In these entertainment-centric times it’s more important than ever to have the kind of experience that a good movie can provide. And while technology has advanced to the point that your home theater can match, and in some cases, exceed the visual quality of a movie theatre, there is something to be said for old-school ambiance. So, if the movie going experience is as much about where you watch as what you watch, here are three of the best old movie houses in the Southwest that you can still see movies in today.
Central Theatre - Ely, Nevada
Ely's single-screen Central Theatre opened its doors in 1940 and unlike many of its old movie theatres, still shows first-runs films to this day. The single story structure has retained it’s classic Art Deco brick design as well as it’s original interior details. The Central has been on the national register of Historic Places since 2013 and is currently owned by a local Nevada couple with zero plans to shut down any time soon.
Egyptian Theatre - Park City, Utah
For history a lot closer to home, go no further than The Egyptian Theatre. The discovery of King Tut’s tomb had taken over the world’s zeitgeist and directly led to the theater’s Egyptian architecture theme. Opened in 1926, The old movie house is a love letter to the Egyptian craze of the time. Decorated with hieroglyphics, obelisk-shaped pilasters, and other exotic details, the theater was originally a movie theater and vaudeville stage. In recent history, the theatrical gem has become one of the more popular venues for the Sundance Film Festival. When not participating in one of the largest film festivals in the world, The Egyptian shows a mix of classic movies and live shows.
Historic Park Theater - Estes Park, Colorado

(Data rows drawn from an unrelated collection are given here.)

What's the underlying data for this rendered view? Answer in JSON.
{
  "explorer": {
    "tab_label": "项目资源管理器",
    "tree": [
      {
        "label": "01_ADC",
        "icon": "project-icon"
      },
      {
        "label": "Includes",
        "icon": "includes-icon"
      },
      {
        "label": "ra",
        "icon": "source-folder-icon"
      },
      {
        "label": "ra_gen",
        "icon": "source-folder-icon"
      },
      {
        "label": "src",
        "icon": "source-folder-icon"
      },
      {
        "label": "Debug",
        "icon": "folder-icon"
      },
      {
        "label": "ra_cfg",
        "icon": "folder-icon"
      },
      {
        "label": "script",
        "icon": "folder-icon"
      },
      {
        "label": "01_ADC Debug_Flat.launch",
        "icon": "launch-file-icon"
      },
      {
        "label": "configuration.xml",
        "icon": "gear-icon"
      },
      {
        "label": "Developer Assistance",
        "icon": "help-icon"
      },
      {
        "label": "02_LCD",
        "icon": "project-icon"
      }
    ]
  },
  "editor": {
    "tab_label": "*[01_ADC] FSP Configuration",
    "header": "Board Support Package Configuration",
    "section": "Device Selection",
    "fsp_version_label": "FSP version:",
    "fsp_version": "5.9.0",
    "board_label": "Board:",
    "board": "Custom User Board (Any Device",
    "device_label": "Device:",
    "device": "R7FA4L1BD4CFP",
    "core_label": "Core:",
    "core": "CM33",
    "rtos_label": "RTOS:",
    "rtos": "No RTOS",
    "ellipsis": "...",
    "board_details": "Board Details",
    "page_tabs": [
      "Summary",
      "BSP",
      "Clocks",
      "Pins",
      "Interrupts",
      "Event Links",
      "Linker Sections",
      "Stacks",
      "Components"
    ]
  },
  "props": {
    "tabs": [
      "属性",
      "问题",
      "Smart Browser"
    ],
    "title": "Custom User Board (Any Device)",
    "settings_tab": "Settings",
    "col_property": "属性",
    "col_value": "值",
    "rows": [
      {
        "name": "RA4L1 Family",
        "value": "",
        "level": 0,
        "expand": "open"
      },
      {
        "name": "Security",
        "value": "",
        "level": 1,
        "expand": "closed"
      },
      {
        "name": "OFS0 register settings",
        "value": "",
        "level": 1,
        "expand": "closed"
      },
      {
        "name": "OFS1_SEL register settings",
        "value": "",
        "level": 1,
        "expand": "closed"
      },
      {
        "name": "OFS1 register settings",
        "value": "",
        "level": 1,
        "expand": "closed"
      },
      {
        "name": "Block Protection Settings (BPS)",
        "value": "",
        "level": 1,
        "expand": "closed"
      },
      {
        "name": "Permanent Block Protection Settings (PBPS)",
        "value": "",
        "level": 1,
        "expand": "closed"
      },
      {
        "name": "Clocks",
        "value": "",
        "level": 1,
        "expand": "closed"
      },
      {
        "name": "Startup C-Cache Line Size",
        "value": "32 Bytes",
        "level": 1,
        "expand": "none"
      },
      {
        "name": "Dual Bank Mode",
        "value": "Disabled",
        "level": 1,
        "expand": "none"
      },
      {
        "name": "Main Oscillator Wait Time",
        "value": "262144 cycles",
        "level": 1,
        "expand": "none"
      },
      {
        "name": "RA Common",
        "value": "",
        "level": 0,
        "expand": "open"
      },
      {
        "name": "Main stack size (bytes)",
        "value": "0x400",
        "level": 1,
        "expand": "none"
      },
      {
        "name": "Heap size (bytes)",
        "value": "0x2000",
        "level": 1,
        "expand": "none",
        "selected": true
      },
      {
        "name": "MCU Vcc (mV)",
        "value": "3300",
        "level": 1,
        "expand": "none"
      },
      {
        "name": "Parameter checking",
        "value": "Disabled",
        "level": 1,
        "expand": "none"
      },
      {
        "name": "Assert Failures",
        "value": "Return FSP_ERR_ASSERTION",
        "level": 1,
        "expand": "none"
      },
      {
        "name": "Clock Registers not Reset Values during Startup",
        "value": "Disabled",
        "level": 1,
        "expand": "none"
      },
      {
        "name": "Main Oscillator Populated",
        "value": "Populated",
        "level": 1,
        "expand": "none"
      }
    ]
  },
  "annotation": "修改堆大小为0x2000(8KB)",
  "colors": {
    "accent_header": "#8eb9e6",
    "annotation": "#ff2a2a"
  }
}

Historic Park Theater has the distinction of not only being the oldest movie house on this list, but also being the oldest single-house motion picture theatre in the United States that was originally built as a movie theater. Which is a long winded way of saying while there are older movie houses that began their lives as stages for live performances, Historic Park Theater has alway been and continues to be a building designed for the soul purpose for presenting motion pictures to a live audience. Built in 1913, the old house has had its fair share of bad days over the years. Wind, lightning, and flood damage has threatened to take it down in the past, but the old theater always made it through. The theater has been on the National Register of Historic Places since 1984 and has had several updates over the last half-decade including a new screen, digital projector with Dolby 3D, and Dolby 5.1 surround sound system.
For more nearby adventures be sure to check out our other blog posts.